The recent decision by the Court of Appeal in Page and Others v Hewetts Solicitors and Another  EWCA Civ 805 provided further clarification on the role the court office plays in a Claimant’s compliance with the Limitation Act 1980.
The Defendant firm acted for the Claimants in the administration of their late father’s estate. The estate comprised of various assets including a property and an adjoining plot of land. The solicitor acting for the Claimants (the Second Defendant – Mr Fuller) arranged for the adjoining land to be sold through an estate agent to a developer. Completion took place on 12 March 1999. It later transpired that Mr Fuller had connections with both the estate agent and the developer. As such, he had received a substantial sum by way of commission from the developers. It was also alleged that the land had actually been sold at a large undervalue (in the region of £160,000) and that the Claimants had been unaware of the actual value of the land due to Mr Fuller’s misconduct and negligent advice.

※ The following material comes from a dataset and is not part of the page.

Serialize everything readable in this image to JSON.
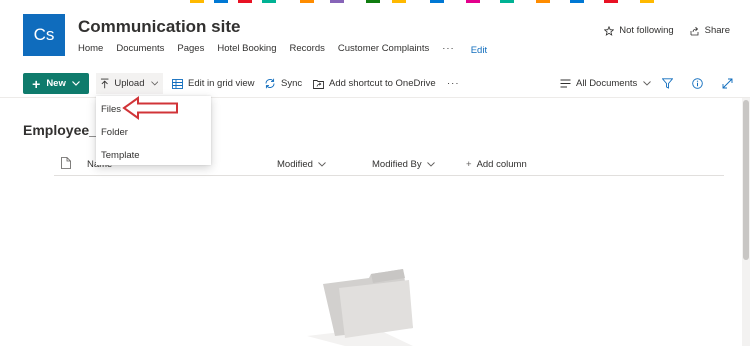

The Claimants sought to issue their claim in November 2008. However, the court office did not receive the claim form and additional papers when they were sent by the Claimant’s solicitors in December 2008 and so could not issue the claim. The papers were re-sent in February 2009 and the claim was eventually issued on 17 February 2009.
The Defendants applied for summary judgment on the basis that the claim form had been issued out of time and, as such, the Claimants were time-barred from issuing their claim. The Master granted summary judgement, stating that he was satisfied on the balance of probabilities that the claim form did not reach the court office in time. His decision was upheld on appeal in the High Court and a subsequent appeal was made to the Court of Appeal.
The Court of Appeal allowed the Claimants’ appeal, and ruled that both the Master and the High Court had applied the wrong test. As the application by the Defendants had been for summary judgment, the correct test to be applied was ‘no real prospect of success’, as opposed to ‘on the balance of probabilities’. Due to the nature of the evidence, the Claimants would have been able to demonstrate that there was a real prospect of success and that the documents had been delivered to the court office in time. The Court of Appeal considered that all of the issues considered by the Master and the High Court were issues that needed to be decided at trial.
The Claimants’ claim will now be considered at trial, and the Defendants will have the opportunity to put forward a Defence on the basis that, amongst other things, the claim was time barred. This will depend on the evidence of the Claimants’ solicitors as to the delivery of the claim form to the court office.
This case gives a clear indication as to the Court’s opinion of the Limitation Act 1980. The Court of Appeal stressed that the Limitation Act gives clear guidance and should be followed ahead of the CPR. The decision in Barnes v St Helens Metropolitan Borough Council  EWCA Civ 1372 was referred to and Tuckley LJ’s judgment was cited. In that case, it was held that a claim is ‘brought’ for the purposes of the Limitation Act when the claimant’s request for the issuing of a claim form, together with the court fee, is delivered to the court office. Once the claimant has done this, any action taken by the court office is out of his control, and should be viewed as such. Essentially, the claimant’s risk stops once the request has been delivered.
It is important for practitioners to take steps to ensure that the actual date of delivery of a claim form to the court office is recorded on some form of receipt. This will prove useful at a later stage should they face a Defence based on limitation periods. Alternatively, practitioners should ensure that any claim is issued promptly and well within any limitation period!
This article is for information purposes only and is not legal advice. It should not be acted or relied upon and legal advice should be sought before applying any of the information in this article to any facts or circumstances.